Find all the lines in the entries below that hold the word "this" and copy them.

Excerpts from a dataset
+++++
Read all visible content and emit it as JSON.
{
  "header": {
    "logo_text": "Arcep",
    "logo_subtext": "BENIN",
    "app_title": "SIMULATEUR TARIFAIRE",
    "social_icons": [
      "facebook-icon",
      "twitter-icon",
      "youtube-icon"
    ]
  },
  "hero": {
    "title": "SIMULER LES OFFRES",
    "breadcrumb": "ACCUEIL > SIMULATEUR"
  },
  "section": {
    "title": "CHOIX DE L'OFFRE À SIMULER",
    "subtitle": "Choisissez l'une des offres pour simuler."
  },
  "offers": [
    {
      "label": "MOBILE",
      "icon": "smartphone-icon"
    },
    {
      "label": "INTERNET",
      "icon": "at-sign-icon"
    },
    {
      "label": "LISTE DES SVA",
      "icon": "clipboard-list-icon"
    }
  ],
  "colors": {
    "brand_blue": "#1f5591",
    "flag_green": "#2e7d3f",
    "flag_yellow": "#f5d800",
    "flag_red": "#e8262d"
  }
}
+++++
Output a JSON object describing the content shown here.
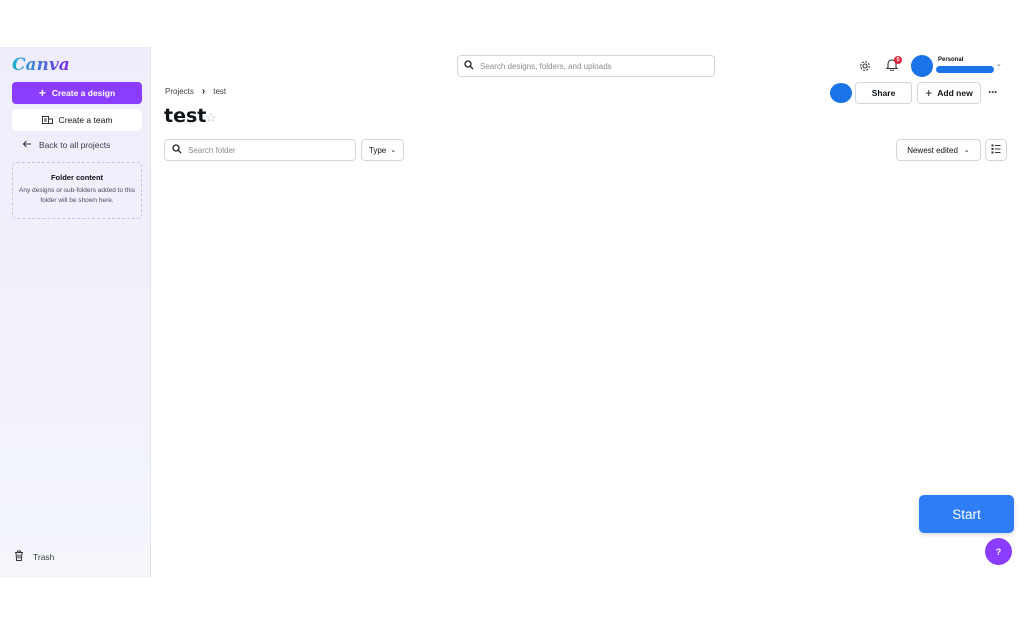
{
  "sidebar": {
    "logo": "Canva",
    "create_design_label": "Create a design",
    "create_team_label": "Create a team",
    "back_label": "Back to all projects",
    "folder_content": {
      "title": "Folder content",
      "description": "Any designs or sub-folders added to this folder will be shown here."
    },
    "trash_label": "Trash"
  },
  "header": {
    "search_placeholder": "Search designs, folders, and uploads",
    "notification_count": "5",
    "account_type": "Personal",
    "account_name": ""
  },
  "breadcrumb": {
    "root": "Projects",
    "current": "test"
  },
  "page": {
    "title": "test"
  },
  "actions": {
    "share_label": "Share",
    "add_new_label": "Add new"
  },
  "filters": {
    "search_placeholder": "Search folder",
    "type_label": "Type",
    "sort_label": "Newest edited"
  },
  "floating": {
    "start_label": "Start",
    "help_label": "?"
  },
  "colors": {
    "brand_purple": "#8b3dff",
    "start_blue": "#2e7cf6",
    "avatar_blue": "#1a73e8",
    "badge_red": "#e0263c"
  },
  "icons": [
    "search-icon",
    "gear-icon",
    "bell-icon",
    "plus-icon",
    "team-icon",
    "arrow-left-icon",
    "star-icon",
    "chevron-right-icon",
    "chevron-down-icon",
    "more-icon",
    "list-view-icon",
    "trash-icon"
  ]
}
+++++
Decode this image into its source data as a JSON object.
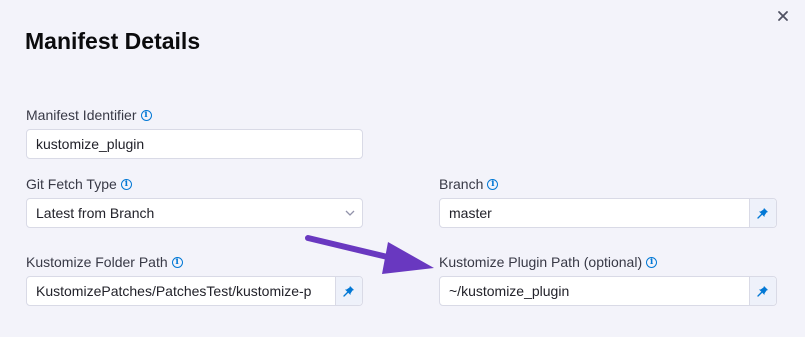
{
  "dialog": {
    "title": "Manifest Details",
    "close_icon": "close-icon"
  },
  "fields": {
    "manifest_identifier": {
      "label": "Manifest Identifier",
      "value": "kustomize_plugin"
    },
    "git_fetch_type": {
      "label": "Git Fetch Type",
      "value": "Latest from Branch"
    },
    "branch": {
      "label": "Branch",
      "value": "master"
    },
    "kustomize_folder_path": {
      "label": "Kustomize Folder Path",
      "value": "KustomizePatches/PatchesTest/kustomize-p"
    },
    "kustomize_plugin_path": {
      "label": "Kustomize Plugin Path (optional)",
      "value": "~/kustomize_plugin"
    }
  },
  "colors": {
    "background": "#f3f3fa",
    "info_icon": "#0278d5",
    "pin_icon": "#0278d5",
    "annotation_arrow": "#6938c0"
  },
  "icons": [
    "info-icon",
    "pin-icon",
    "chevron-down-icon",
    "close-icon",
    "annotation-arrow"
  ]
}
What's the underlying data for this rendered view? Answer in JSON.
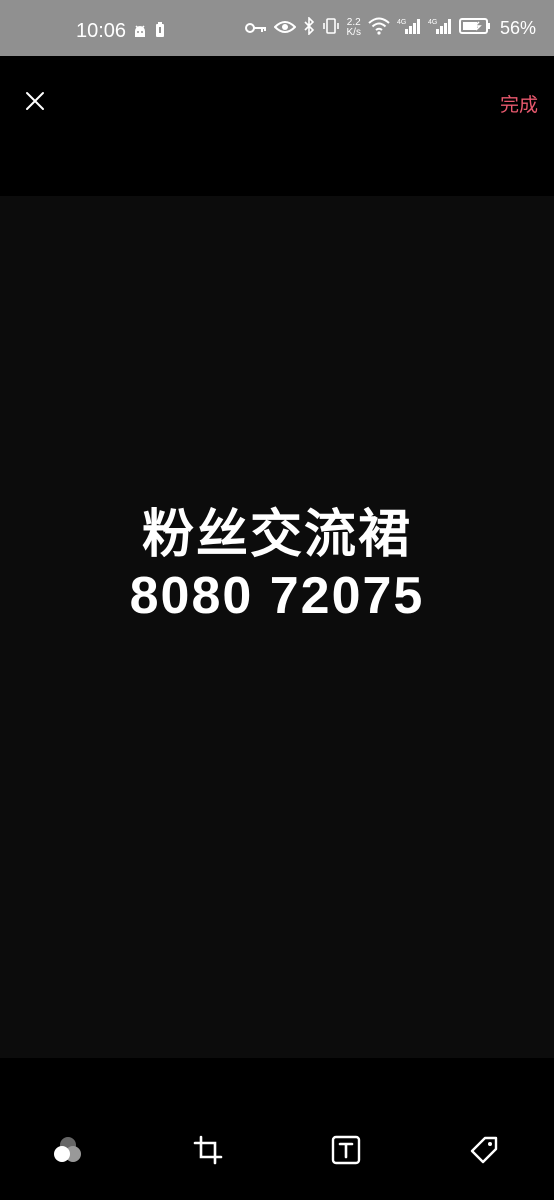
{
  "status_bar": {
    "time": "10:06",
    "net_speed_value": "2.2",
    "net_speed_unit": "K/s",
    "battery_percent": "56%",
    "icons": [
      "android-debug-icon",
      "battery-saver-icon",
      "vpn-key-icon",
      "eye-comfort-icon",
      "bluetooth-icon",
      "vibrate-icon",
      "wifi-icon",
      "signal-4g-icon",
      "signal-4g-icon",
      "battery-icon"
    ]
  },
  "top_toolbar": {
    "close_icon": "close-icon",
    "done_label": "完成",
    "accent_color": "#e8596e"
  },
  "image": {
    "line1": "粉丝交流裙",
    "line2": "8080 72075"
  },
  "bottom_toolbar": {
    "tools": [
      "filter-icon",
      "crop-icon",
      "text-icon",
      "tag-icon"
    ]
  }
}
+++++
_TASK RESULT_
      "description": "Any designs or sub-folders added to this folder will be shown here."
Decode this image into its source data as a JSON object.
What's the underlying data for this rendered view? Answer in JSON.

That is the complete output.